Today at The Comics Journal, we're pleased to share the opening salvo from Marc Singer's recent release with The University of Texas Press. If you like what you see--or you don't, either response is fine in a click-based economy--make sure you're here tomorrow for Marc's interview with us on the project.
My aim is not to belabor this or that point in an online dustup over a comic book, nor to choose sides between Wilson and Lepore. Instead I want to highlight the telling divergences between their critical approaches, but also the surprising convergences—for the only thing that was at all strange about this exchange, which followed well-worn formulas for critical discussions of popular culture, was that both parties held one principal but unspoken assumption. Lepore’s review is indicative of the approach taken by many academics who are unfamiliar with comics: she doesn’t engage with the actual comic in any detail, doesn’t place it in the contexts of its publication or its genre, and doesn’t seem to think it merits any more sustained critical argument. Wilson’s response is equally indicative of the approach taken not only by fans and creators but by many academics who identify as fans and who are intimately familiar with the world of comics: defensive, anti-intellectual, and adamant that good criticism should be aspirational, Wilson also exempts comics from sustained critical argument if that argument should prove too unsympathetic. What one rules out in her offhand dismissal, the other rejects in favor of populist resentment. Neither approach is adequate to interpreting even the most mundane comics, particularly in an academic context. This book attempts to chart another course, showing how comics studies can benefit from more careful engagement with comics texts and their many material, historical, and cultural contexts.
Extending this debate to the academic study of comics requires an important caveat. It’s one thing to criticize Harvard scholar Jill Lepore for her breezy indifference, even when she’s writing for a popular magazine, but G. Willow Wilson is not an academic. This doesn’t indemnify her from criticism either, but it complicates any attempt to cast her comments as representative of the populist tendency in comics studies. However, many academics who work in comics studies share the same assumptions and make the same arguments, including the celebration of unreflective reading and the suspicion of academic scholarship. Sometimes they even take the opportunity to prescribe these values for the field as a whole.
Today's review comes to us via Leonard Pierce--and it's of James Sturm's Off Season. He's into it, friend.
Did the election split open new wounds in our psyches, or did it just expose the damage that was already there? That’s the question that shades every panel of James Sturm’s moving, disturbing, magnificent new graphic novel, Off Season. Politics doesn’t intrude in the narrative in any obvious or arbitrary way; it simply crowds into the lives of its characters in the same ways, big and little, that it does to us all. Off Season isn’t a book with a political axe to grind, in which ideology stands in for our personal problems; it’s a book that illustrates how politics is inextricable from our emotional lives, and functions as both an influence on and a reflection of our interior lives.

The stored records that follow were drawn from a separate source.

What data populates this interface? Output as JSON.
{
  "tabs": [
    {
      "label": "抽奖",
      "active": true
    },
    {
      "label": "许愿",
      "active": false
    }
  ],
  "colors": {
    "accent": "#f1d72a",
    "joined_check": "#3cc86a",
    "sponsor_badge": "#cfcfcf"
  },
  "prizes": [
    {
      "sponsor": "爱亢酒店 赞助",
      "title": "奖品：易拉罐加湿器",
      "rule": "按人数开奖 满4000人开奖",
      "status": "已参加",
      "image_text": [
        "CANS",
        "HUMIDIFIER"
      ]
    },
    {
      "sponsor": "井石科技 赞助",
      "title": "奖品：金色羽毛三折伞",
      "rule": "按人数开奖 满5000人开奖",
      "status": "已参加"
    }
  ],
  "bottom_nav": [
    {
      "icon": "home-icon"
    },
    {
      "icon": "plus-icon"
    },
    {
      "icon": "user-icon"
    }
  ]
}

Over in Florida, a state I am flying directly towards, probably at the exact moment you are reading this, ReedPOP has continued its expansion: they took over the Florida Supercon. ReedPOP is the part of Reed Exhibition that handles a bunch of geek culture conventions, some of which have healthy comics components. I don't go to any of these shows, and i've worked professionally in comics longer than many of them have existed. It gives me great pleasure to ignore them on a near permanent basis.
One thing you shouldn't ignore is the Comics Journal Newsletter: the new one came out today. If you're a daily reader, well God bless you, but if you're not, the weekly Newsletter is the best way to keep up with what's happening here.